Since there is no way to get 40 cups in our microwave I bake it in the oven using every available pan in our kitchen’s arsenal. When finished, the two and half gallons, containing more than 10,000 cholesterol-choked calories, goes into an extra large bowl with a tight-fitting cover. There, from its salty, buttery and crunchy resting place, it calls to me, “Oh Brian, here we are… come and have just one.”
Of course, “just one” isn’t possible, I consume it by the fistful. Some are addicted to drugs, alcohol, cigarettes; me, it’s Chex mix.
Years ago, I used to leave the mix uncovered but our cats got into it. That set into motion a series of events that almost proved to be lethal for my dog Buzz, a hundred pounds of chowhound, also called a Rhodesian Ridgeback.

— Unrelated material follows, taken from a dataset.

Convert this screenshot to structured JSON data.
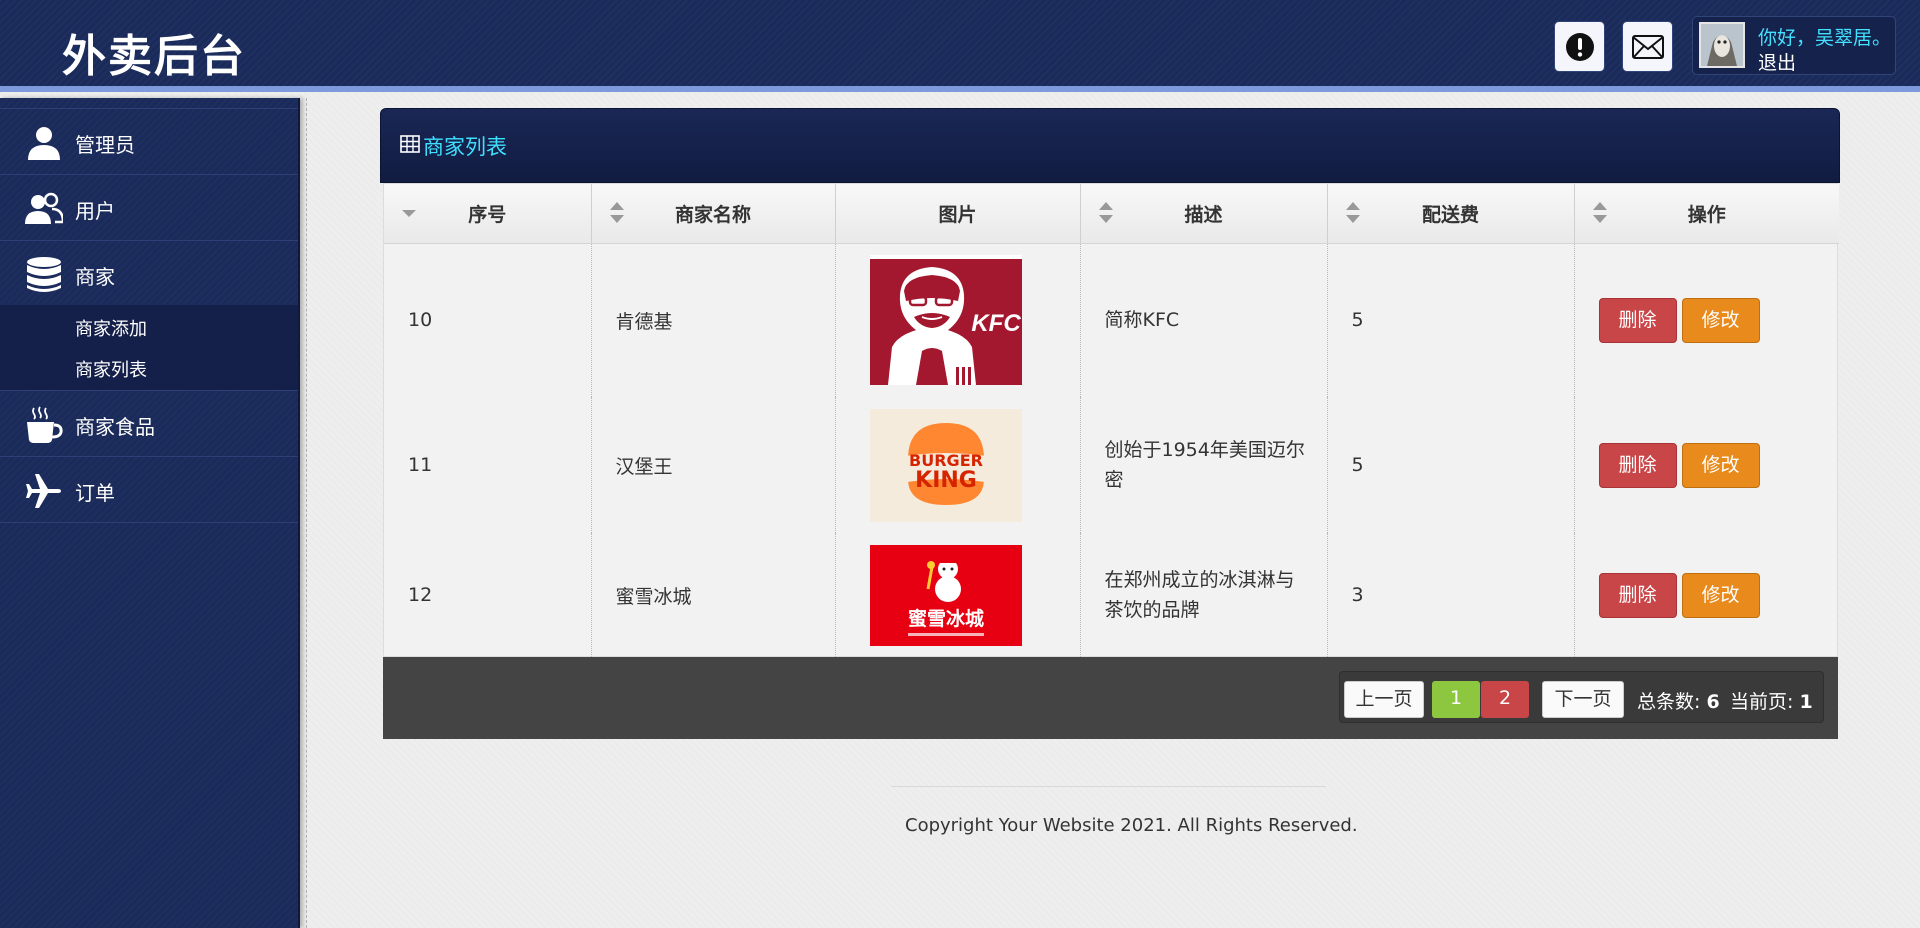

The felines tried to get into the new covered tub to no avail. They did manage to push it to the counter’s edge, however, where it toppled to the floor and burst open. The next morning, I came upon the scene of the crime and deduced what happened but was perplexed that nearly three-fourths was missing. The cats just can’t eat that much. Then it dawned on me Buzz was not around. He’s always around vacuuming up any crumbs shed from me like a bad case of dandruff. A quick search found him sleeping on the couch, looking for all the world as if he swallowed a basketball.
Buzz survived the ordeal, but was one unhappy puppy as he got his stomach pumped and his other end flushed. Then he spent two days in the hospital with the cone of shame to keep him from tearing at the IV in his leg.
Buzz is gone now, a few years, but the annual cooking of the Chex mix continues. We put it in tins and give it away as fast as we can, but it’s never quick enough because I just can’t pass it up without a nibble. And when we deliver it to friends, the tin gets opened and I’m eating it again.
There’s no escaping it.
Now it’s January, a time of remorse and diets.
February shines bright on the horizon as we’ve booked a trip to the land of the endless buffet, also called The Reef, an all-inclusive resort in Playa Del Carmen, Mexico. We’ve been there before and love it. In fact, it’s where I want my ashes to be placed, near the bacon rasher. But before cremation, I want my stomach donated to medical science.